> _Listed entries_
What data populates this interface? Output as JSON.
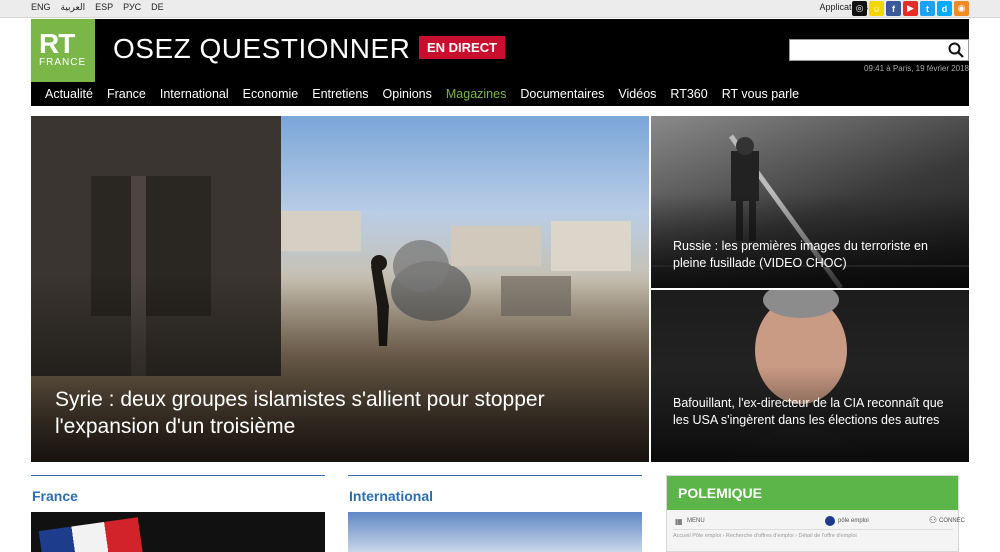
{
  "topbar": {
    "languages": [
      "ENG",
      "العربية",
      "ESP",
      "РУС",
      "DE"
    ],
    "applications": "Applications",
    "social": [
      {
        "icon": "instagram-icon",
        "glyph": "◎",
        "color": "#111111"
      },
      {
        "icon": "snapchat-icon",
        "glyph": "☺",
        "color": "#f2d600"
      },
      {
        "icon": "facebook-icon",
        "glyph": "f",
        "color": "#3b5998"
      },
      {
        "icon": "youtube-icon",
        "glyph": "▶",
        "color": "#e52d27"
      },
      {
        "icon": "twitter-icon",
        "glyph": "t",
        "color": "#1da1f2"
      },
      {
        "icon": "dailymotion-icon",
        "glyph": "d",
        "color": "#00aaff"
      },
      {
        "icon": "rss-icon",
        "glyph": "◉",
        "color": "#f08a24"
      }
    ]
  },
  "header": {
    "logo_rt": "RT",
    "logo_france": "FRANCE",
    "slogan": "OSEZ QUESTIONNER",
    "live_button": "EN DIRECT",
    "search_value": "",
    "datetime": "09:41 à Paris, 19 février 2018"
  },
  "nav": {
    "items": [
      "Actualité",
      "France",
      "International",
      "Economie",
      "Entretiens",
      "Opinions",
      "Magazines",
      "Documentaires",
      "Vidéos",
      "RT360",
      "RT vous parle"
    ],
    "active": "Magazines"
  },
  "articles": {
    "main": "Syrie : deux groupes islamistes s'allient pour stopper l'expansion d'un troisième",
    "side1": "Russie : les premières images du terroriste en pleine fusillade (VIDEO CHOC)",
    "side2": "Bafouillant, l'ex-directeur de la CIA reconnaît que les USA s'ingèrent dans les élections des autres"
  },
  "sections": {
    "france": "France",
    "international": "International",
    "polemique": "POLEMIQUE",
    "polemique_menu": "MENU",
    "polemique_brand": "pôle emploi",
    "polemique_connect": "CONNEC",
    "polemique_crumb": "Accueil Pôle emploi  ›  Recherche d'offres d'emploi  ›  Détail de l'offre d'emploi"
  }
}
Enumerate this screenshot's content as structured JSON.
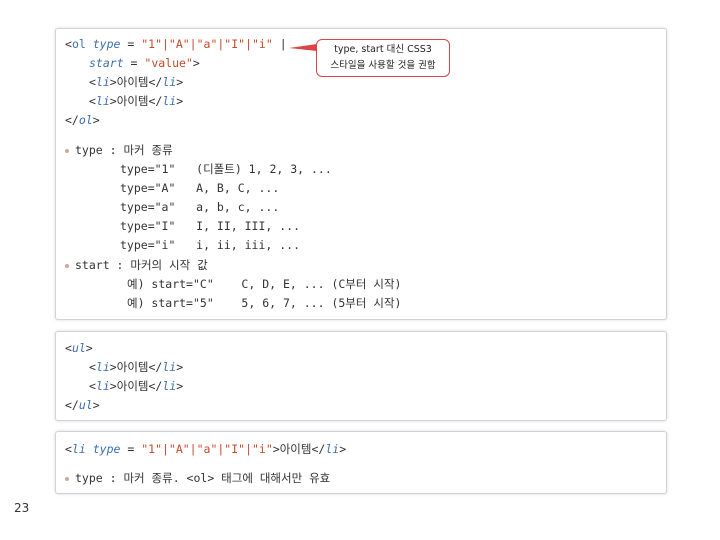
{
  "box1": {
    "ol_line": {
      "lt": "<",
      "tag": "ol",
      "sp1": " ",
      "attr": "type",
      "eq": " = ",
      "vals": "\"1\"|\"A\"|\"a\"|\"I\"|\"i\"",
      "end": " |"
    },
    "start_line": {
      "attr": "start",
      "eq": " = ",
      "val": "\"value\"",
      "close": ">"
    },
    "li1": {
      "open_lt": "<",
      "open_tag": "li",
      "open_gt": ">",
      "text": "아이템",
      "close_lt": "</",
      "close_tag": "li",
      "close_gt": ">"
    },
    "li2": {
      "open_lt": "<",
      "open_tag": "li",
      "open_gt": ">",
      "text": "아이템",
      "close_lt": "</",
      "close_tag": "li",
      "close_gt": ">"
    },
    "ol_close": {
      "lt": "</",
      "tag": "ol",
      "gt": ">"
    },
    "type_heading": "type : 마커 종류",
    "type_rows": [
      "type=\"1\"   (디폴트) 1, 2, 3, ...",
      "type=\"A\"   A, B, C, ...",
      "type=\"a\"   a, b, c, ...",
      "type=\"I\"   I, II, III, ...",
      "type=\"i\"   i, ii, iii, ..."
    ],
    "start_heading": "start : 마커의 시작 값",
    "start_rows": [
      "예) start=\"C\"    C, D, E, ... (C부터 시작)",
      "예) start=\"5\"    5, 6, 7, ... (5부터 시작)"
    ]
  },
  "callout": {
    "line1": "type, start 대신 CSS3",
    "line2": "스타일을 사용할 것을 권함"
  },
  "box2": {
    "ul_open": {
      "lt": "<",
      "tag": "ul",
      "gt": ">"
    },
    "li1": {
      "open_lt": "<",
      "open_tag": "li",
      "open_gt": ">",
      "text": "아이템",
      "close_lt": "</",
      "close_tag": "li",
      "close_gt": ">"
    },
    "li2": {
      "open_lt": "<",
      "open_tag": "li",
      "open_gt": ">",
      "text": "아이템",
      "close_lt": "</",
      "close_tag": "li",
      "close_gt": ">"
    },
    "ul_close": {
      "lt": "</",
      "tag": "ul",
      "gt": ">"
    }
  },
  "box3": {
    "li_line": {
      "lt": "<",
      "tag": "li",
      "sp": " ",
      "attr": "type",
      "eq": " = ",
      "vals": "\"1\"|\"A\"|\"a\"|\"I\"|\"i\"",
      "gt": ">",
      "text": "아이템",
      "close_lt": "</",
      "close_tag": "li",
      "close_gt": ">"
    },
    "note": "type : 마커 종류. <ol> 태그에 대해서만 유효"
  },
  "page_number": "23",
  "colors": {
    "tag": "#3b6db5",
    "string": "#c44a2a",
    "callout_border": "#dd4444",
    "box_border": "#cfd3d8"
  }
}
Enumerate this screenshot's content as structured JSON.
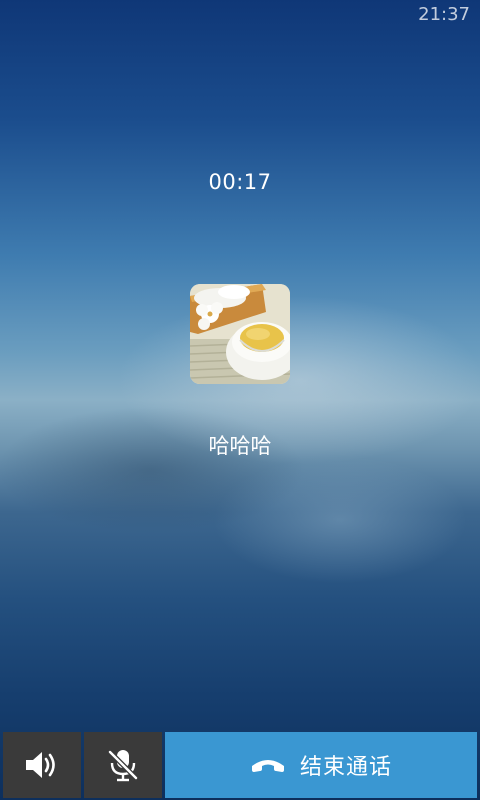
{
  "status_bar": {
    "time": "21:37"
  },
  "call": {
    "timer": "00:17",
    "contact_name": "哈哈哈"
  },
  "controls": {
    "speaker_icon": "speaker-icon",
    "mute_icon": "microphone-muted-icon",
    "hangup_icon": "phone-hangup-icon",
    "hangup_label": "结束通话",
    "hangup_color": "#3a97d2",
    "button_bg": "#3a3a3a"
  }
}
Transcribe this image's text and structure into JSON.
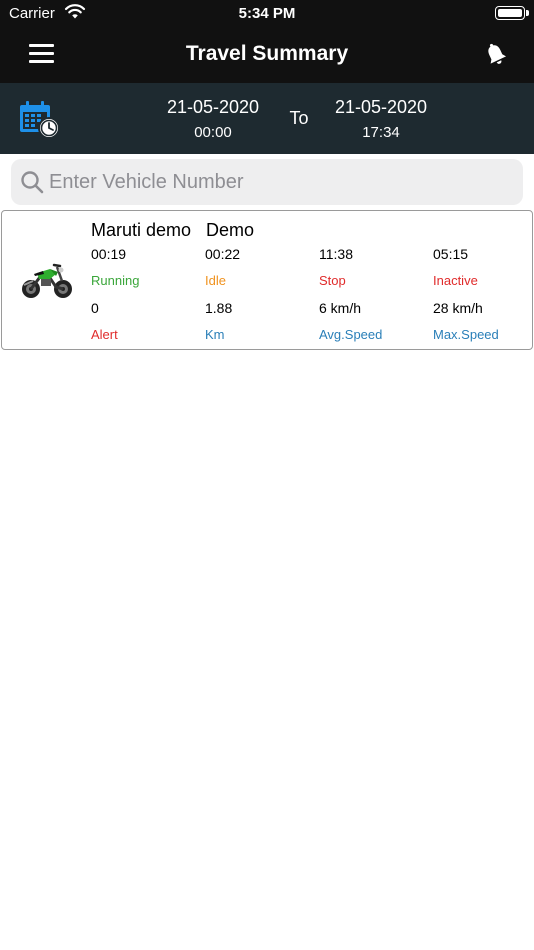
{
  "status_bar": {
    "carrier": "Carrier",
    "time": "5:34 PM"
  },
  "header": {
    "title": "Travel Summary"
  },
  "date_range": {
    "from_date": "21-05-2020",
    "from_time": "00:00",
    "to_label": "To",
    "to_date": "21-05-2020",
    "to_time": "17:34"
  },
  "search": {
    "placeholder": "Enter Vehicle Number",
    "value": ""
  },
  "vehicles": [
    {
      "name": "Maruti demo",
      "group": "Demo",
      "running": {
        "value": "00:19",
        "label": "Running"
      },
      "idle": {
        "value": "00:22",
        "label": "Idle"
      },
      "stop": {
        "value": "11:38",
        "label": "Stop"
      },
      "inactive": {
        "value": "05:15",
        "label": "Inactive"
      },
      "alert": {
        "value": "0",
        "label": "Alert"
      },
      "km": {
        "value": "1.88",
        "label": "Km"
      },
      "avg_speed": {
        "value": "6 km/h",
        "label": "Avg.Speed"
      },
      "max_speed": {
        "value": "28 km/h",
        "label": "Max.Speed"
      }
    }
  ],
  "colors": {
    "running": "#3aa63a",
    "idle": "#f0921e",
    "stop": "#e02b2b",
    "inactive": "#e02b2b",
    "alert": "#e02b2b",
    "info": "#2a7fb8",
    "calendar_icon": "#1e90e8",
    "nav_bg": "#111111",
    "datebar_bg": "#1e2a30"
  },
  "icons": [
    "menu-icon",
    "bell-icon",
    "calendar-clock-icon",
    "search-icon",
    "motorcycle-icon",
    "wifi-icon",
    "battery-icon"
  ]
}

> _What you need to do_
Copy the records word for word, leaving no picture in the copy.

> _Response to this exercise_
What data populates this interface? Output as JSON.
{
  "topbar": {
    "languages": [
      "ENG",
      "العربية",
      "ESP",
      "РУС",
      "DE"
    ],
    "applications": "Applications",
    "social": [
      {
        "icon": "instagram-icon",
        "glyph": "◎",
        "color": "#111111"
      },
      {
        "icon": "snapchat-icon",
        "glyph": "☺",
        "color": "#f2d600"
      },
      {
        "icon": "facebook-icon",
        "glyph": "f",
        "color": "#3b5998"
      },
      {
        "icon": "youtube-icon",
        "glyph": "▶",
        "color": "#e52d27"
      },
      {
        "icon": "twitter-icon",
        "glyph": "t",
        "color": "#1da1f2"
      },
      {
        "icon": "dailymotion-icon",
        "glyph": "d",
        "color": "#00aaff"
      },
      {
        "icon": "rss-icon",
        "glyph": "◉",
        "color": "#f08a24"
      }
    ]
  },
  "header": {
    "logo_rt": "RT",
    "logo_france": "FRANCE",
    "slogan": "OSEZ QUESTIONNER",
    "live_button": "EN DIRECT",
    "search_value": "",
    "datetime": "09:41 à Paris, 19 février 2018"
  },
  "nav": {
    "items": [
      "Actualité",
      "France",
      "International",
      "Economie",
      "Entretiens",
      "Opinions",
      "Magazines",
      "Documentaires",
      "Vidéos",
      "RT360",
      "RT vous parle"
    ],
    "active": "Magazines"
  },
  "articles": {
    "main": "Syrie : deux groupes islamistes s'allient pour stopper l'expansion d'un troisième",
    "side1": "Russie : les premières images du terroriste en pleine fusillade (VIDEO CHOC)",
    "side2": "Bafouillant, l'ex-directeur de la CIA reconnaît que les USA s'ingèrent dans les élections des autres"
  },
  "sections": {
    "france": "France",
    "international": "International",
    "polemique": "POLEMIQUE",
    "polemique_menu": "MENU",
    "polemique_brand": "pôle emploi",
    "polemique_connect": "CONNEC",
    "polemique_crumb": "Accueil Pôle emploi  ›  Recherche d'offres d'emploi  ›  Détail de l'offre d'emploi"
  }
}
Enumerate this screenshot's content as structured JSON.
{
  "box1": {
    "ol_line": {
      "lt": "<",
      "tag": "ol",
      "sp1": " ",
      "attr": "type",
      "eq": " = ",
      "vals": "\"1\"|\"A\"|\"a\"|\"I\"|\"i\"",
      "end": " |"
    },
    "start_line": {
      "attr": "start",
      "eq": " = ",
      "val": "\"value\"",
      "close": ">"
    },
    "li1": {
      "open_lt": "<",
      "open_tag": "li",
      "open_gt": ">",
      "text": "아이템",
      "close_lt": "</",
      "close_tag": "li",
      "close_gt": ">"
    },
    "li2": {
      "open_lt": "<",
      "open_tag": "li",
      "open_gt": ">",
      "text": "아이템",
      "close_lt": "</",
      "close_tag": "li",
      "close_gt": ">"
    },
    "ol_close": {
      "lt": "</",
      "tag": "ol",
      "gt": ">"
    },
    "type_heading": "type : 마커 종류",
    "type_rows": [
      "type=\"1\"   (디폴트) 1, 2, 3, ...",
      "type=\"A\"   A, B, C, ...",
      "type=\"a\"   a, b, c, ...",
      "type=\"I\"   I, II, III, ...",
      "type=\"i\"   i, ii, iii, ..."
    ],
    "start_heading": "start : 마커의 시작 값",
    "start_rows": [
      "예) start=\"C\"    C, D, E, ... (C부터 시작)",
      "예) start=\"5\"    5, 6, 7, ... (5부터 시작)"
    ]
  },
  "callout": {
    "line1": "type, start 대신 CSS3",
    "line2": "스타일을 사용할 것을 권함"
  },
  "box2": {
    "ul_open": {
      "lt": "<",
      "tag": "ul",
      "gt": ">"
    },
    "li1": {
      "open_lt": "<",
      "open_tag": "li",
      "open_gt": ">",
      "text": "아이템",
      "close_lt": "</",
      "close_tag": "li",
      "close_gt": ">"
    },
    "li2": {
      "open_lt": "<",
      "open_tag": "li",
      "open_gt": ">",
      "text": "아이템",
      "close_lt": "</",
      "close_tag": "li",
      "close_gt": ">"
    },
    "ul_close": {
      "lt": "</",
      "tag": "ul",
      "gt": ">"
    }
  },
  "box3": {
    "li_line": {
      "lt": "<",
      "tag": "li",
      "sp": " ",
      "attr": "type",
      "eq": " = ",
      "vals": "\"1\"|\"A\"|\"a\"|\"I\"|\"i\"",
      "gt": ">",
      "text": "아이템",
      "close_lt": "</",
      "close_tag": "li",
      "close_gt": ">"
    },
    "note": "type : 마커 종류. <ol> 태그에 대해서만 유효"
  },
  "page_number": "23",
  "colors": {
    "tag": "#3b6db5",
    "string": "#c44a2a",
    "callout_border": "#dd4444",
    "box_border": "#cfd3d8"
  }
}
Enumerate this screenshot's content as structured JSON.
{
  "status_bar": {
    "time": "21:37"
  },
  "call": {
    "timer": "00:17",
    "contact_name": "哈哈哈"
  },
  "controls": {
    "speaker_icon": "speaker-icon",
    "mute_icon": "microphone-muted-icon",
    "hangup_icon": "phone-hangup-icon",
    "hangup_label": "结束通话",
    "hangup_color": "#3a97d2",
    "button_bg": "#3a3a3a"
  }
}
Transcribe this image's text and structure into JSON.
{
  "status_bar": {
    "carrier": "Carrier",
    "time": "5:34 PM"
  },
  "header": {
    "title": "Travel Summary"
  },
  "date_range": {
    "from_date": "21-05-2020",
    "from_time": "00:00",
    "to_label": "To",
    "to_date": "21-05-2020",
    "to_time": "17:34"
  },
  "search": {
    "placeholder": "Enter Vehicle Number",
    "value": ""
  },
  "vehicles": [
    {
      "name": "Maruti demo",
      "group": "Demo",
      "running": {
        "value": "00:19",
        "label": "Running"
      },
      "idle": {
        "value": "00:22",
        "label": "Idle"
      },
      "stop": {
        "value": "11:38",
        "label": "Stop"
      },
      "inactive": {
        "value": "05:15",
        "label": "Inactive"
      },
      "alert": {
        "value": "0",
        "label": "Alert"
      },
      "km": {
        "value": "1.88",
        "label": "Km"
      },
      "avg_speed": {
        "value": "6 km/h",
        "label": "Avg.Speed"
      },
      "max_speed": {
        "value": "28 km/h",
        "label": "Max.Speed"
      }
    }
  ],
  "colors": {
    "running": "#3aa63a",
    "idle": "#f0921e",
    "stop": "#e02b2b",
    "inactive": "#e02b2b",
    "alert": "#e02b2b",
    "info": "#2a7fb8",
    "calendar_icon": "#1e90e8",
    "nav_bg": "#111111",
    "datebar_bg": "#1e2a30"
  },
  "icons": [
    "menu-icon",
    "bell-icon",
    "calendar-clock-icon",
    "search-icon",
    "motorcycle-icon",
    "wifi-icon",
    "battery-icon"
  ]
}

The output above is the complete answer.